Resolution #ANC-14-013

TITLE: Negative Effects of Canadian Transboundary Mining

WHEREAS, we, the members of the National Congress of American Indians of the United States, invoking the divine blessing of the Creator upon our efforts and purposes, in order to preserve for ourselves and our descendants the inherent sovereign rights of our Indian nations, rights secured under Indian treaties and agreements with the United States, and all other rights and benefits to which we are entitled under the laws and Constitution of the United States, to enlighten the public toward a better understanding of the Indian people, to preserve Indian cultural values, and otherwise promote the health, safety and welfare of the Indian people, do hereby establish and submit the following resolution; and

WHEREAS, the National Congress of American Indians (NCAI) was established in 1944 and is the oldest and largest national organization of American Indian and Alaska Native tribal governments; and

WHEREAS, British Columbia (BC) is in the midst of a major mining boom in the transboundary region at the head waters of some of the following major Alaskan rivers: Taku, Stikine, and Unuk; and

WHEREAS, Southeast Alaska communities are downstream from major mining projects and are experiencing negative impacts and risks directly resulting from these mining projects and have no economic benefit from the projects; and

WHEREAS, this development is happening under Canadian laws and regulations that have been significantly weakened over the past few years; and

WHEREAS, Canadian and BC mine permitting processes do not have the equivalent to Alaskan regulations with reference to water and salmon protections; and

WHEREAS, concerns are focused on potential damage to water quality, salmon, eulachon (hooligan), wildlife, recreation, livelihood, and customary or traditional activities; and

WHEREAS, this issue is raising major concerns from tribes, fisherman, local business, and community leaders; and

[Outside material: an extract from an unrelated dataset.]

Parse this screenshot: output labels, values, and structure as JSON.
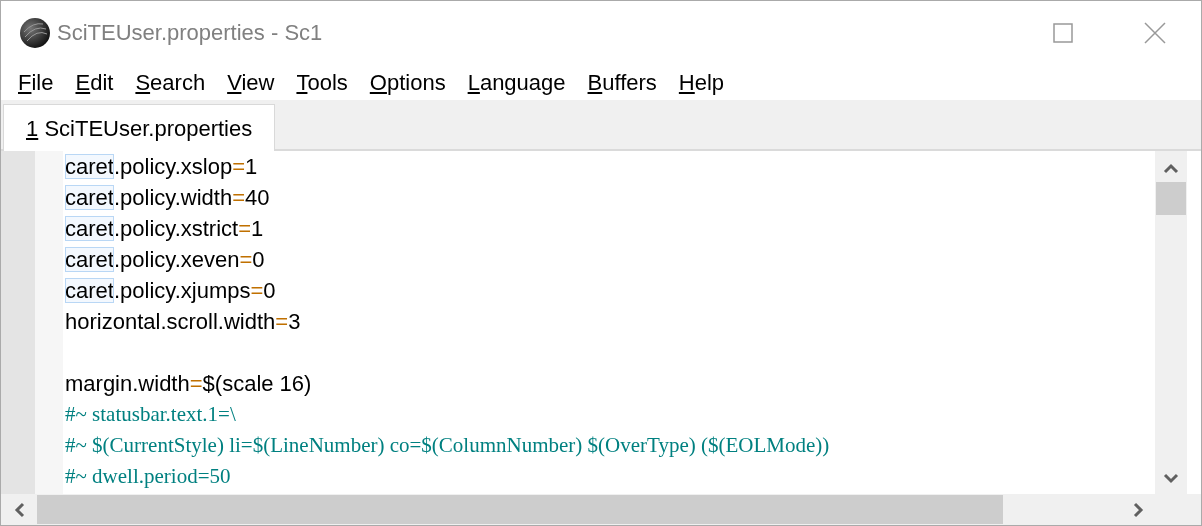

WHEREAS, tribes in Southeast Alaska, conservation groups, commercial fishermen, and community leaders are working to educate citizens and leaders about the threats posed by transboundary mines and what can be done to help protect Alaskan waters, fish, and way of life; and

WHEREAS, the proposed mines include Tulsequah Chief in the Stikine Region in BC on the Taku River, Galore Creek Mine in Kitmat-Sitimat-Stikine, BC, Red Chris Property in Iskut, BC, Schaft Creek Mine in Kitimat-Stikine D, BC, and the Kerr-Sulphurets-Mitchell (KSM) project in Kitimat-Stikine, BC.

NOW THEREFORE BE IT RESOLVED, that the NCAI hereby requests that Congress, the White House, and the Department of State engage directly with the Canadian government on British Columbia’s proposed mines to protect the health and productivity of Southeast Alaska’s waters and lands downstream from proposed mines to ensure they are not damaged by development upstream; and

BE IT FURTHER RESOLVED, that affected tribal governments be consulted with and represented in any policy discussion related to impact to United States waters and communities pursuant to the Executive Order 13175 and the Declaration of the Rights of Indigenous Peoples; and

BE IT FURTHER RESOLVED, that NCAI shall coordinate with the Assembly of First Nations and other tribal organizations on the efforts to protect Southeast Alaska from the negative impacts of transboundary mining; and

BE IT FINALLY RESOLVED, that this resolution shall be the policy of NCAI until it is withdrawn or modified by subsequent resolution.


The foregoing resolution was adopted by the General Assembly at the 2014 Mid-Year Session of the National Congress of American Indians, held at the Dena'ina Civic & Convention Center, June 8-11, 2014 in Anchorage, Alaska, with a quorum present.